The engineering sector is large and varied and provides around 12 percent of India's exports in the mid-1990s. Two subsectors, electronics and motor vehicles, are the most dynamic.
Electronics companies benefited from the economic liberalization policies of the 1980s, including the loosening of restrictions on technology and component imports, delicensing, foreign investment, and reduction of excise duties. Output from electronics plants grew from Rs1.8 billion in FY 1970 to Rs8.1 billion in FY 1980 and to Rs123 billion in FY 1992. Most of the expansion took place in the production of computers and consumer electronics.
Computer production rose from 7,500 units in 1985 to 60,000 units in 1988 and to an estimated 200,000 units in 1992. During this period, major advances were made in the domestic computer industry that led to further sales.
Consumer electronics account for about 30 percent of total electronics production. In FY 1990, production included 5 million television sets, 6 million radios, 5 million tape recorders, 5 million electronic watches, and 140,000 video cassette recorders.
A similar expansion occurred in the motor vehicle industry. Until the 1980s, the government considered automobiles an unnecessary luxury and discouraged their production and use. Production rose from 30,000 cars in FY 1980 to 181,000 cars in FY 1990.
The largest company, Maruti, which is publicly owned, exports some automobiles to Eastern Europe and to France and became a net foreign-exchange earner in FY 1991. The production of other motor vehicles is also expanding. In FY 1990, India produced 176,000 commercial vehicles, such as trucks and buses, and 1.8 million two-wheeled motor vehicles. Following the government's abolition of the manufacturing licensing system in March 1993, British, French, German, Italian, and United States manufacturers and firms in the Republic of Korea (South Korea) announced they would join Japanese and other South Korean companies already operating in India in joint-venture passenger car production in 1995. The growth of the Indian middle class sustains such industrial expansion and is forcing old-line domestic companies, such as Hindustan Motors, to become more competitive.
Construction contributes 5 to 6 percent of GDP and employs a similar proportion of the organized labor force plus large numbers of people in the informal sector. In the early 1990s, construction absorbed around 40 percent of public-sector plan outlays, and more than 1 million workers were engaged in public-sector construction projects.

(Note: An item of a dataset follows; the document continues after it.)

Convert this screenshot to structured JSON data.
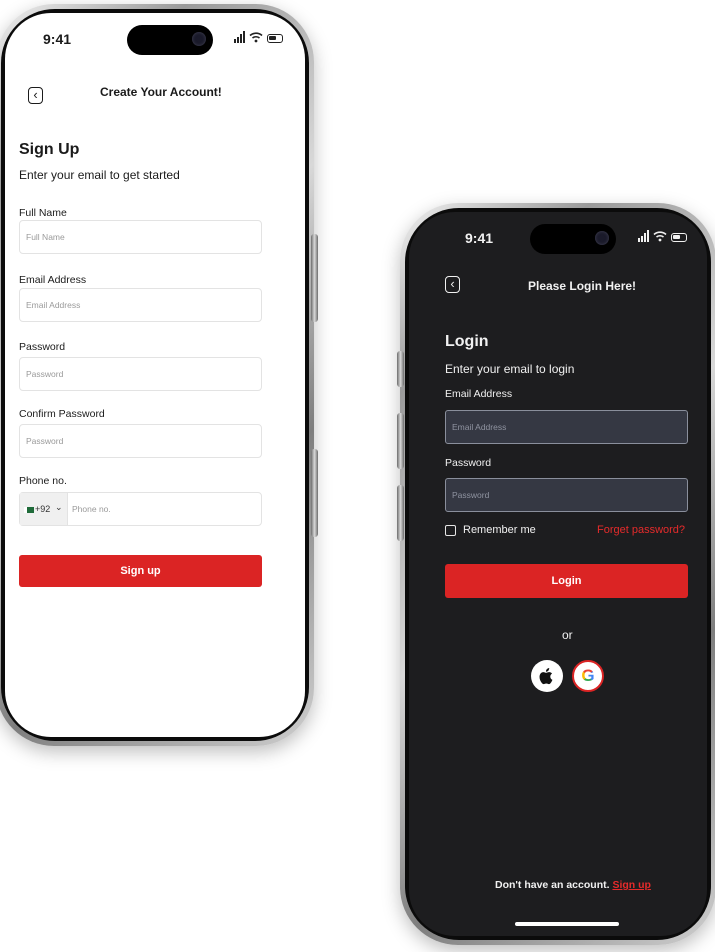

Indian firms also won many construction contracts in the Middle East during the 1980s and early 1990s. Most companies are small and lack access to modern equipment.
House building has not been a priority of the government, and a housing shortage persists in both urban and rural areas. Analysts believe that one-third of the population of big cities live in areas officially regarded as slums.
Data as of September 1995